■ Work instructions
All records are to be reproduced verbatim, with images omitted.

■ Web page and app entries
------------

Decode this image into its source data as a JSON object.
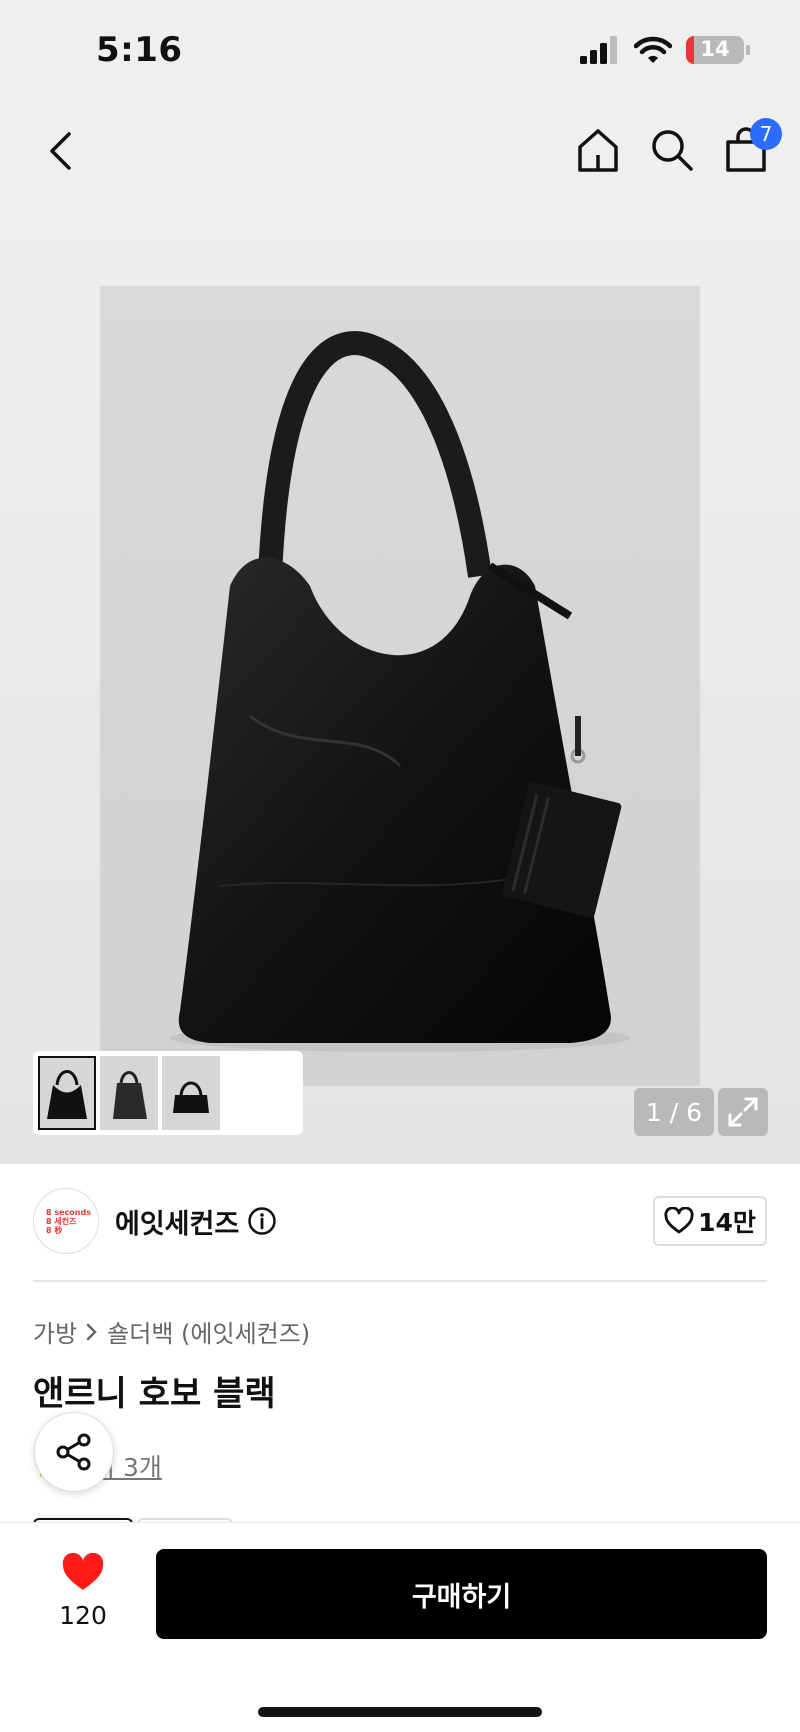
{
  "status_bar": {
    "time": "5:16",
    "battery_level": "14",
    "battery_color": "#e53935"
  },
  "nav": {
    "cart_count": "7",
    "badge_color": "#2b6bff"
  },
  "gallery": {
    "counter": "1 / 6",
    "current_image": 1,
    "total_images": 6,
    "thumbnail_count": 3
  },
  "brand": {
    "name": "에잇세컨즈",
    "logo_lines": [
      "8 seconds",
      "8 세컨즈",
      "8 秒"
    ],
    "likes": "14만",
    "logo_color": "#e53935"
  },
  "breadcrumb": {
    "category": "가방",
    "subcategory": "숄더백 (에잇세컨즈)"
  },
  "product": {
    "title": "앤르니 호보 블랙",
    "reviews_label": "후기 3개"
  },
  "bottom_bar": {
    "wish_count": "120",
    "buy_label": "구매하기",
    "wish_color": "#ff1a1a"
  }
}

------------

■ Result of the task
Decode this image into its source data as a JSON object.
{
  "status_bar": {
    "time": "5:16",
    "battery_level": "14",
    "battery_color": "#e53935"
  },
  "nav": {
    "cart_count": "7",
    "badge_color": "#2b6bff"
  },
  "gallery": {
    "counter": "1 / 6",
    "current_image": 1,
    "total_images": 6,
    "thumbnail_count": 3
  },
  "brand": {
    "name": "에잇세컨즈",
    "logo_lines": [
      "8 seconds",
      "8 세컨즈",
      "8 秒"
    ],
    "likes": "14만",
    "logo_color": "#e53935"
  },
  "breadcrumb": {
    "category": "가방",
    "subcategory": "숄더백 (에잇세컨즈)"
  },
  "product": {
    "title": "앤르니 호보 블랙",
    "reviews_label": "후기 3개"
  },
  "bottom_bar": {
    "wish_count": "120",
    "buy_label": "구매하기",
    "wish_color": "#ff1a1a"
  }
}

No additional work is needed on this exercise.